My frustration with the system was that you really had to fight for attention, to make sure your case didn't get lost in the system. You have to chase around to get your results, or to fix your next appointment. The hospital bureaucracy can be impenetrable for patients.
My advice is that you should never assume that it is all being taken care of . . . your file might just be sitting at the bottom of the pile, or in the wrong place.
I know of a woman who waited 24 weeks from first seeing her GP to getting treatment for cancer . . . it turned out the GP had given up practice, so she simply fell out of sight.
So my recommendations for improvement are mainly about making the process more transparent for the patient, so that they know what is going on and understand why. You already have enough to worry about when you are dealing with cancer without fretting about whether you have been forgotten about by the system.
Joshua Regan: Why did The Globe write this article now? Just to try to embarrass the Harper government? Would you have written the same series if the Liberals were still in power?
Phillip Crawley: Most funding for health care comes from the provinces, so the main concern for health administrators, doctors and researchers is not about what the federal government is going to do, but what the politicians in their own areas are willing to support. You can see from the articles we ran last week that the quality of treatment available in Canada varies greatly depending on where you live.
I have no problem in embarrassing any government, whatever its political colour, if it fails to support the research going on in our teaching hospitals.
We would be losing a great opportunity to make a difference to many lives if research funding is cut back. When you bring a talented researcher from the U.S.A. to work in Canada, and then nickel-and-dime him by cutting his research grant in half, he'll probably go back home . . . and that's a case I know.
Jason Schmidt, Saskatoon: Mr. Crawley, thank you and thank The Globe for devoting so much time and resources to covering this important topic. Can you speak a little bit about what a "national cancer strategy" is and why you think it's important? When you lived in so many other countries, did they have such a strategy?
Phillip Crawley: Jason, I lived in the U.K. where the value of a national cancer strategy has emerged over recent years. Britain has many similar issues to Canada, such as the regional variations in the availability and quality of cancer care, even though their National Health Service is more centrally controlled than our health system here.
I see the value of a national cancer strategy as putting it more firmly on the national agenda, rather than leaving the provinces to go their own way, which leaves many Canadians puzzled.
I would like our main political parties at the federal level to give the whole topic of health care more attention, more debate . . . It deserves it. It's the No.1 issue for Canadians.
Jim Sheppard, Executive Editor, globeandmail.com: Phillip, thanks again for taking the time today to answer questions from the readers of globeandmail.com.
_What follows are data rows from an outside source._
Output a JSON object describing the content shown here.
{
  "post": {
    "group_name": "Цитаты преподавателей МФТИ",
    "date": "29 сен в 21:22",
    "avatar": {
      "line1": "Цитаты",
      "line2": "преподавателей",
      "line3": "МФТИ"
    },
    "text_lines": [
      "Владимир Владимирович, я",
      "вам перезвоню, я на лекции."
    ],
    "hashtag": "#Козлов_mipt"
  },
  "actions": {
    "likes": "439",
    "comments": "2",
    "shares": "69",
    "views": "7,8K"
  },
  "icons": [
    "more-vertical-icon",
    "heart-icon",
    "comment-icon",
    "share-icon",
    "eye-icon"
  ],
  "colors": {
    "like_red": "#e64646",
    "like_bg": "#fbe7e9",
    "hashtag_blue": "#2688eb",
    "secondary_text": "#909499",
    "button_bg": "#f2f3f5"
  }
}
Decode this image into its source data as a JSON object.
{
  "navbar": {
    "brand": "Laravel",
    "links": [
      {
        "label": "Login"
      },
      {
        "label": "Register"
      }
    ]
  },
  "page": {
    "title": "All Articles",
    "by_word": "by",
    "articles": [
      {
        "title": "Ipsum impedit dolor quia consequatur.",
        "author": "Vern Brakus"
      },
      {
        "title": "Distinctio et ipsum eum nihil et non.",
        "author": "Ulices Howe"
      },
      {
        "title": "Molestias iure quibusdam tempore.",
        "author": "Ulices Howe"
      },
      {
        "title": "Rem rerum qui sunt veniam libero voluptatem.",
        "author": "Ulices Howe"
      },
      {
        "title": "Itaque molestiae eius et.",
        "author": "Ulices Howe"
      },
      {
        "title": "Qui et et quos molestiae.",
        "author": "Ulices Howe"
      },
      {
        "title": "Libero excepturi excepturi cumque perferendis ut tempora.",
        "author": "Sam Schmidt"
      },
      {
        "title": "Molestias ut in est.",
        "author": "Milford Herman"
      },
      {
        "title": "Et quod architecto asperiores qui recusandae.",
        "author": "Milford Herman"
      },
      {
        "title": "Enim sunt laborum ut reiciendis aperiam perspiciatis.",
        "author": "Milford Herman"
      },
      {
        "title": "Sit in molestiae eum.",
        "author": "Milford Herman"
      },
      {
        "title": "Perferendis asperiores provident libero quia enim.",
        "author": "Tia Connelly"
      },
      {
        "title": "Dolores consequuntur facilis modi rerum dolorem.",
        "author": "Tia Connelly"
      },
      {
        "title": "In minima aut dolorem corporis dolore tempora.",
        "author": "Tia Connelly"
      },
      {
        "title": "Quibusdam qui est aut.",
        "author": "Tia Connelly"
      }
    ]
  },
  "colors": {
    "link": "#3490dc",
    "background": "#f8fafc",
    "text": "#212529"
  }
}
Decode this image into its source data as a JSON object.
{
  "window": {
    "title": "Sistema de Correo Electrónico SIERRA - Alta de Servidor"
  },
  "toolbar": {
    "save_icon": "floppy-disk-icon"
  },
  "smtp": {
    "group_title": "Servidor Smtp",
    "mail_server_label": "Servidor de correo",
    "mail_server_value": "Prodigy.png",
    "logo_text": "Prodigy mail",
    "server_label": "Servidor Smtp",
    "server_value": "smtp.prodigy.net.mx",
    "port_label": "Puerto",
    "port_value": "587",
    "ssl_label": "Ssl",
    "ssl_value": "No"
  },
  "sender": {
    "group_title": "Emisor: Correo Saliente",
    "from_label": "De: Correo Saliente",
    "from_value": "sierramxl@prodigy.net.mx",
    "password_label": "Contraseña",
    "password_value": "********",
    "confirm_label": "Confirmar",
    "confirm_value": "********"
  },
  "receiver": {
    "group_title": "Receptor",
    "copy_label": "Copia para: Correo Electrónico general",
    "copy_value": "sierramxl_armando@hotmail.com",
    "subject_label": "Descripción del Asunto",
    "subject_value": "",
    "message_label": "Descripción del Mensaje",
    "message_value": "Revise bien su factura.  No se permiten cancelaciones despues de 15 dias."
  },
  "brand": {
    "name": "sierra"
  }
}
I'm sure they appreciated hearing both your own personal experiences with cancer and your insight on the issues related to the fight against the disease. Any last thoughts?
Phillip Crawley, publisher and CEO, The Globe and Mail: Thanks for the opportunity, Jim.
Getting feedback from our readers is always valuable, and I am hoping there will be more questions and comments in the days ahead as we continue to run our cancer series. There is a lot more to say on this subject.
Thanks to everyone who sent in questions for taking the time and trouble, and I'm sorry if I didn't get to answer your particular question.